• Goal of the exercise:
Below are records; work out how many of their lines hold the string "points" and give that number alone.
--- Source data Enclosed Below ---
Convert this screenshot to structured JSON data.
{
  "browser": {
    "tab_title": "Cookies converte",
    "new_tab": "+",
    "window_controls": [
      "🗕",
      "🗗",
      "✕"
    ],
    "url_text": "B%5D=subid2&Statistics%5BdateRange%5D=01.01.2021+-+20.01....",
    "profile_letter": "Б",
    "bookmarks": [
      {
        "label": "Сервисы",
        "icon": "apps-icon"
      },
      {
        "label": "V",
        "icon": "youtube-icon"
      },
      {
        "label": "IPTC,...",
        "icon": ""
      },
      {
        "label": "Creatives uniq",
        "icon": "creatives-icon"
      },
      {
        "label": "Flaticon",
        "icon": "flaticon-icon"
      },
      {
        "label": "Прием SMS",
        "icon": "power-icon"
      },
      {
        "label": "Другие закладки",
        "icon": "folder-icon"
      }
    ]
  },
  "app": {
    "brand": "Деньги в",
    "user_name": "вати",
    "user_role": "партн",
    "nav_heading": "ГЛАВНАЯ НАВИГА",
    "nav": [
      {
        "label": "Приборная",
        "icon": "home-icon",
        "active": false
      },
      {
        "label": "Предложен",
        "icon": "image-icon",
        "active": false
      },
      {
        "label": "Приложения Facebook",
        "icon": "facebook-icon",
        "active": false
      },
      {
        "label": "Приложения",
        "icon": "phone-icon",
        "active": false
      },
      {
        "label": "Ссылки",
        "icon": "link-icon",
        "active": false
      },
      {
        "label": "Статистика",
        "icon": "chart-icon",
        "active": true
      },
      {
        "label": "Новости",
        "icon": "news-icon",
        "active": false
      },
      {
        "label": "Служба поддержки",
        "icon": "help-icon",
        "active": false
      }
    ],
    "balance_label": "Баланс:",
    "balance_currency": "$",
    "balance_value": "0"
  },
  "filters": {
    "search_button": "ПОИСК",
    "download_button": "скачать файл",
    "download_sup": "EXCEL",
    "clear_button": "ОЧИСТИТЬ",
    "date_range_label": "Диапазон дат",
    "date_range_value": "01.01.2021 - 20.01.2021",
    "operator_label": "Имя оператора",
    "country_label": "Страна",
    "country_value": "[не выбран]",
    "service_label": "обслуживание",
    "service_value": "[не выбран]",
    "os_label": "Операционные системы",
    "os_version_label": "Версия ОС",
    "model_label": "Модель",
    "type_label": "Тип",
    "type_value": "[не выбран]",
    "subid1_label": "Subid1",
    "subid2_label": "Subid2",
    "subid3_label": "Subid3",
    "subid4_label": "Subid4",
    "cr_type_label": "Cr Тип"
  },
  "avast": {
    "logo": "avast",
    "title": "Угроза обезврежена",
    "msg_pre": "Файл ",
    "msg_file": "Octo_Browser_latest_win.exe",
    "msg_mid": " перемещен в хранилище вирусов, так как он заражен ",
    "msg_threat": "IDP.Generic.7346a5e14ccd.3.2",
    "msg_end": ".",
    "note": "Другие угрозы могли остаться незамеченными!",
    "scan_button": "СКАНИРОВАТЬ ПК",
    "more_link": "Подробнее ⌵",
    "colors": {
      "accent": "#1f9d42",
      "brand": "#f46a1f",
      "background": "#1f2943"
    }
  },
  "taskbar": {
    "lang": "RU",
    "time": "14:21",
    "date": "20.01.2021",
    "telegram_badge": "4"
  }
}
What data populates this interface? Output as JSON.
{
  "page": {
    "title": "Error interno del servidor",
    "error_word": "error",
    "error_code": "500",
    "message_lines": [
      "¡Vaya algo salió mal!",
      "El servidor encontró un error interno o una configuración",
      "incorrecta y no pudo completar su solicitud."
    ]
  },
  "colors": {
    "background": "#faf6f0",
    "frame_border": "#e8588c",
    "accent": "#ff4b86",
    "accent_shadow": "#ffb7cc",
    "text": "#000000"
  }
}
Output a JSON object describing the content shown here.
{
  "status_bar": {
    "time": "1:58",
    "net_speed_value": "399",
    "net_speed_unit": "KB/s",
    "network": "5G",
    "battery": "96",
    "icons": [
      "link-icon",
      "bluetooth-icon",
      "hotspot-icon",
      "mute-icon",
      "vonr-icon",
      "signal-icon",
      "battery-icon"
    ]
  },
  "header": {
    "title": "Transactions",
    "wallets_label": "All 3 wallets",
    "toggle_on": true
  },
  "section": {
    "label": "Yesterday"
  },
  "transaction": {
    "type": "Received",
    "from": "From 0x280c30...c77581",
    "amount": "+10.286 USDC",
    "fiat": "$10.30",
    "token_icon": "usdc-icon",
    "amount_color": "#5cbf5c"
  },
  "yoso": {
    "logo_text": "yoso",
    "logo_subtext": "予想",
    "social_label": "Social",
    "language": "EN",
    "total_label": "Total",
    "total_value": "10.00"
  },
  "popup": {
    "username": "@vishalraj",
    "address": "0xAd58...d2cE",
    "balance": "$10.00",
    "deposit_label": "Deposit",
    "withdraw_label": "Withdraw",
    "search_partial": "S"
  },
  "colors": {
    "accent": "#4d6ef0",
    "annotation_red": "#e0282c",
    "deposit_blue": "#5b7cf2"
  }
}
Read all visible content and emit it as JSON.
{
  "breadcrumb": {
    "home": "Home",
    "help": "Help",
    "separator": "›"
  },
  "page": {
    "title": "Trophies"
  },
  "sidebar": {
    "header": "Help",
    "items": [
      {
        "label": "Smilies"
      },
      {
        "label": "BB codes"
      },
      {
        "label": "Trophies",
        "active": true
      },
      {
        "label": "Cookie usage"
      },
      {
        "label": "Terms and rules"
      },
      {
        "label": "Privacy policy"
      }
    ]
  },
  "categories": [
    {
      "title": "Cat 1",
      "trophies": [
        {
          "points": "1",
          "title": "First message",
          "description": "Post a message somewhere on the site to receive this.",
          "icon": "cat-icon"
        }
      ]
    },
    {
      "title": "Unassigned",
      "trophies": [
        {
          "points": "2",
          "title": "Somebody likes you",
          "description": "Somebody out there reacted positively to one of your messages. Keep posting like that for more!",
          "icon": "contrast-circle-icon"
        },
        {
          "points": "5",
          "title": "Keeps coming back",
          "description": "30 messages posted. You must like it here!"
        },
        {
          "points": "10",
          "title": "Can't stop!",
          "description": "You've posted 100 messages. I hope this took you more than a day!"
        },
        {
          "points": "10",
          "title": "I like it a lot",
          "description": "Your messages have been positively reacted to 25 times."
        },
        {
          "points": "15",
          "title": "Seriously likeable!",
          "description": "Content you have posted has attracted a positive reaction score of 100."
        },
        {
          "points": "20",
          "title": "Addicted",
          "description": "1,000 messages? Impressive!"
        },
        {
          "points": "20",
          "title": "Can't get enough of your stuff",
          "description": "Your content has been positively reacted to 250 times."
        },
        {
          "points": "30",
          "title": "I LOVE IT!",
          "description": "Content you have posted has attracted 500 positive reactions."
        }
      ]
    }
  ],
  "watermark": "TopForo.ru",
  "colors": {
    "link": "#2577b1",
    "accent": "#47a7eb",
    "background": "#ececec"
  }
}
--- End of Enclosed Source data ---
• Exercise answer:
9